» TASK TO CARRY OUT
Give back an exact copy of the listing that follows, without the pictures.
──────── RECORDS TO PROCESS
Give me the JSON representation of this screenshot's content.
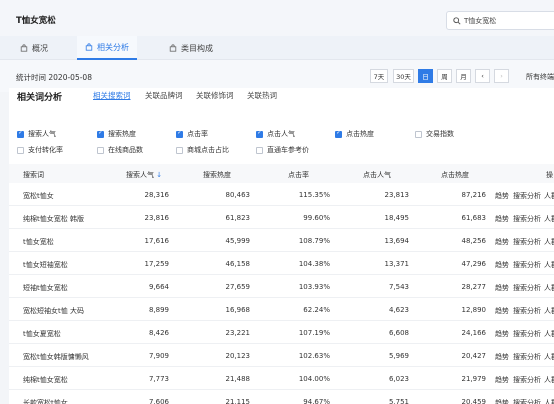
{
  "app": {
    "title": "T恤女宽松"
  },
  "search": {
    "value": "T恤女宽松"
  },
  "nav_tabs": [
    {
      "label": "概况",
      "icon": "shopping-bag-icon"
    },
    {
      "label": "相关分析",
      "icon": "shopping-bag-icon"
    },
    {
      "label": "类目构成",
      "icon": "shopping-bag-icon"
    }
  ],
  "stat": {
    "label": "统计时间 2020-05-08"
  },
  "date_buttons": [
    "7天",
    "30天",
    "日",
    "周",
    "月",
    "‹",
    "›"
  ],
  "all_terminals": "所有终端",
  "panel": {
    "title": "相关词分析",
    "subtabs": [
      "相关搜索词",
      "关联品牌词",
      "关联修饰词",
      "关联热词"
    ]
  },
  "options": [
    {
      "label": "搜索人气",
      "checked": true
    },
    {
      "label": "搜索热度",
      "checked": true
    },
    {
      "label": "点击率",
      "checked": true
    },
    {
      "label": "点击人气",
      "checked": true
    },
    {
      "label": "点击热度",
      "checked": true
    },
    {
      "label": "交易指数",
      "checked": false
    },
    {
      "label": "支付转化率",
      "checked": false
    },
    {
      "label": "在线商品数",
      "checked": false
    },
    {
      "label": "商城点击占比",
      "checked": false
    },
    {
      "label": "直通车参考价",
      "checked": false
    }
  ],
  "table": {
    "headers": [
      "搜索词",
      "搜索人气",
      "搜索热度",
      "点击率",
      "点击人气",
      "点击热度",
      "操"
    ],
    "sort_icon": "sort-down-icon",
    "actions": [
      "趋势",
      "搜索分析",
      "人群分"
    ],
    "rows": [
      [
        "宽松t恤女",
        "28,316",
        "80,463",
        "115.35%",
        "23,813",
        "87,216"
      ],
      [
        "纯棉t恤女宽松 韩版",
        "23,816",
        "61,823",
        "99.60%",
        "18,495",
        "61,683"
      ],
      [
        "t恤女宽松",
        "17,616",
        "45,999",
        "108.79%",
        "13,694",
        "48,256"
      ],
      [
        "t恤女短袖宽松",
        "17,259",
        "46,158",
        "104.38%",
        "13,371",
        "47,296"
      ],
      [
        "短袖t恤女宽松",
        "9,664",
        "27,659",
        "103.93%",
        "7,543",
        "28,277"
      ],
      [
        "宽松短袖女t恤 大码",
        "8,899",
        "16,968",
        "62.24%",
        "4,623",
        "12,890"
      ],
      [
        "t恤女夏宽松",
        "8,426",
        "23,221",
        "107.19%",
        "6,608",
        "24,166"
      ],
      [
        "宽松t恤女韩版慵懒风",
        "7,909",
        "20,123",
        "102.63%",
        "5,969",
        "20,427"
      ],
      [
        "纯棉t恤女宽松",
        "7,773",
        "21,488",
        "104.00%",
        "6,023",
        "21,979"
      ],
      [
        "长款宽松t恤女",
        "7,606",
        "21,115",
        "94.67%",
        "5,751",
        "20,459"
      ]
    ]
  }
}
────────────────
» YOUR RESPONSE
Give me the JSON representation of this screenshot's content.
{
  "app": {
    "title": "T恤女宽松"
  },
  "search": {
    "value": "T恤女宽松"
  },
  "nav_tabs": [
    {
      "label": "概况",
      "icon": "shopping-bag-icon"
    },
    {
      "label": "相关分析",
      "icon": "shopping-bag-icon"
    },
    {
      "label": "类目构成",
      "icon": "shopping-bag-icon"
    }
  ],
  "stat": {
    "label": "统计时间 2020-05-08"
  },
  "date_buttons": [
    "7天",
    "30天",
    "日",
    "周",
    "月",
    "‹",
    "›"
  ],
  "all_terminals": "所有终端",
  "panel": {
    "title": "相关词分析",
    "subtabs": [
      "相关搜索词",
      "关联品牌词",
      "关联修饰词",
      "关联热词"
    ]
  },
  "options": [
    {
      "label": "搜索人气",
      "checked": true
    },
    {
      "label": "搜索热度",
      "checked": true
    },
    {
      "label": "点击率",
      "checked": true
    },
    {
      "label": "点击人气",
      "checked": true
    },
    {
      "label": "点击热度",
      "checked": true
    },
    {
      "label": "交易指数",
      "checked": false
    },
    {
      "label": "支付转化率",
      "checked": false
    },
    {
      "label": "在线商品数",
      "checked": false
    },
    {
      "label": "商城点击占比",
      "checked": false
    },
    {
      "label": "直通车参考价",
      "checked": false
    }
  ],
  "table": {
    "headers": [
      "搜索词",
      "搜索人气",
      "搜索热度",
      "点击率",
      "点击人气",
      "点击热度",
      "操"
    ],
    "sort_icon": "sort-down-icon",
    "actions": [
      "趋势",
      "搜索分析",
      "人群分"
    ],
    "rows": [
      [
        "宽松t恤女",
        "28,316",
        "80,463",
        "115.35%",
        "23,813",
        "87,216"
      ],
      [
        "纯棉t恤女宽松 韩版",
        "23,816",
        "61,823",
        "99.60%",
        "18,495",
        "61,683"
      ],
      [
        "t恤女宽松",
        "17,616",
        "45,999",
        "108.79%",
        "13,694",
        "48,256"
      ],
      [
        "t恤女短袖宽松",
        "17,259",
        "46,158",
        "104.38%",
        "13,371",
        "47,296"
      ],
      [
        "短袖t恤女宽松",
        "9,664",
        "27,659",
        "103.93%",
        "7,543",
        "28,277"
      ],
      [
        "宽松短袖女t恤 大码",
        "8,899",
        "16,968",
        "62.24%",
        "4,623",
        "12,890"
      ],
      [
        "t恤女夏宽松",
        "8,426",
        "23,221",
        "107.19%",
        "6,608",
        "24,166"
      ],
      [
        "宽松t恤女韩版慵懒风",
        "7,909",
        "20,123",
        "102.63%",
        "5,969",
        "20,427"
      ],
      [
        "纯棉t恤女宽松",
        "7,773",
        "21,488",
        "104.00%",
        "6,023",
        "21,979"
      ],
      [
        "长款宽松t恤女",
        "7,606",
        "21,115",
        "94.67%",
        "5,751",
        "20,459"
      ]
    ]
  }
}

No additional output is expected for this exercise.